It was welcoming news when I heard of the Environmental Management Authority’s serious stance on water pollution and its amended policy that would effectively deal with companies and organisations that flagrantly and without care pollute our waterways, rivers and seas.
Why did this take so long in coming? It is not like we have not observed over the years the brazen act by companies who caused contaminants from their activities to pollute our waterways, rivers and swamps.
The EMA, which sometimes appears to lack cogency and assertiveness, has lifted the veil of timidity and is targeting polluters in terms of point source. Once the policy is implemented, companies will be required to get a permit from the EMA or pay up to TT$100,000 in fees for violation of the policy.
How will the EMA decide on the amount to be paid by big business, the ‘small man’ or even individuals is the fine print that may require direction from the relevant international environmental watchdogs. But certainly, this is welcomed news for all proponents of the environment.
For the uninformed, point source is the single location from which contaminants are introduced into the air, water or soil. Let’s look at the neighborhood mechanic, for instance, whose garage accumulates waste from cars’ engine oil.
That contaminated waste oil should, under law, be sent to a treatment company for recycling. But because of bad habit or a lack of environmental awareness, the oil is dumped into the ground and allowed to enter our underground water supply, where it can further spread into aquifers, rivers and eventually the sea.
The EMA has to bring awareness to sole traders like the neighbourhood mechanic, ‘mom-and-pop shops’ and small businesses; because long-standing habits are hard to shake off. But once they have been educated and understand the consequence of their actions, they would be fined if their behaviour does not change.
These laws and fines must be comprehensive and enforced to prevent abuse.
“Those who produce pollution should bear the costs of managing it to prevent damage to human health or the environment.”
This is the ‘polluter pays’ principle [incorporated at the 1992 Rio Summit], which is commonly accepted practice.
Water pollution is no frivolous issue and must be given prominence, in the same way we address climate change and air pollution. Water degradation is the leading cause of waterborne disease that affects human health.
We all witnessed the severe flooding last year and ought to be very concerned that, as an island susceptible to torrential rainfall, we can easily fall victim to communicable water-borne diseases such as typhoid fever, cholera and vector-borne diseases such as malaria dengue hemorrhagic fever.

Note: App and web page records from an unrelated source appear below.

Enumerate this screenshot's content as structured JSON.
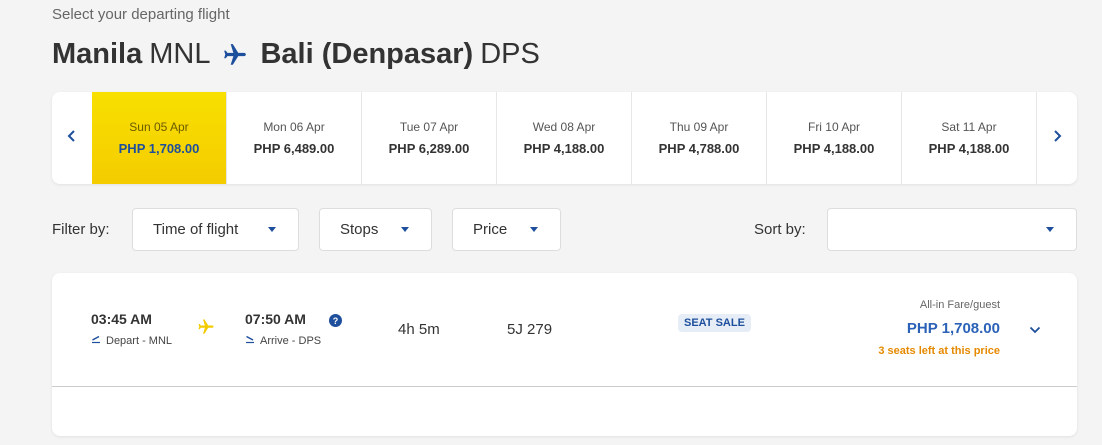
{
  "header": {
    "subtitle": "Select your departing flight",
    "origin_city": "Manila",
    "origin_code": "MNL",
    "dest_city": "Bali (Denpasar)",
    "dest_code": "DPS"
  },
  "dates": [
    {
      "day": "Sun 05 Apr",
      "price": "PHP 1,708.00",
      "selected": true
    },
    {
      "day": "Mon 06 Apr",
      "price": "PHP 6,489.00"
    },
    {
      "day": "Tue 07 Apr",
      "price": "PHP 6,289.00"
    },
    {
      "day": "Wed 08 Apr",
      "price": "PHP 4,188.00"
    },
    {
      "day": "Thu 09 Apr",
      "price": "PHP 4,788.00"
    },
    {
      "day": "Fri 10 Apr",
      "price": "PHP 4,188.00"
    },
    {
      "day": "Sat 11 Apr",
      "price": "PHP 4,188.00"
    }
  ],
  "filters": {
    "label": "Filter by:",
    "time": "Time of flight",
    "stops": "Stops",
    "price": "Price",
    "sort_label": "Sort by:",
    "sort_value": ""
  },
  "flight": {
    "depart_time": "03:45 AM",
    "depart_label": "Depart - MNL",
    "arrive_time": "07:50 AM",
    "arrive_label": "Arrive - DPS",
    "duration": "4h 5m",
    "flight_no": "5J 279",
    "badge": "SEAT SALE",
    "fare_label": "All-in Fare/guest",
    "fare_price": "PHP 1,708.00",
    "seats_left": "3 seats left at this price"
  },
  "colors": {
    "brand_blue": "#1e4f9c",
    "brand_yellow": "#f8d800",
    "warning_orange": "#e58a00"
  }
}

And while big oil spills may grab our attention, we must not forget that the agricultural sector also contributes to water degradation and pollution; every time it rains, fertilisers, pesticides and harmful pathogens are washed into our waterways. The EMA must therefore address farmers whose activities are major contributors to contamination in our estuaries and groundwater.
Often times, people in authority put business and growth before the protection of our natural environment. But the truth is, if we want an economy that provides for everyone’s needs in the long term, we need to reverse the damage to the environment around us.
Surely the EMA, which overnight has found its vertebrae, must continue its drive to restructure its mandate, amend policies and educate the population on all issues relating to our environment—biotic and abiotic—in order to protect our natural world.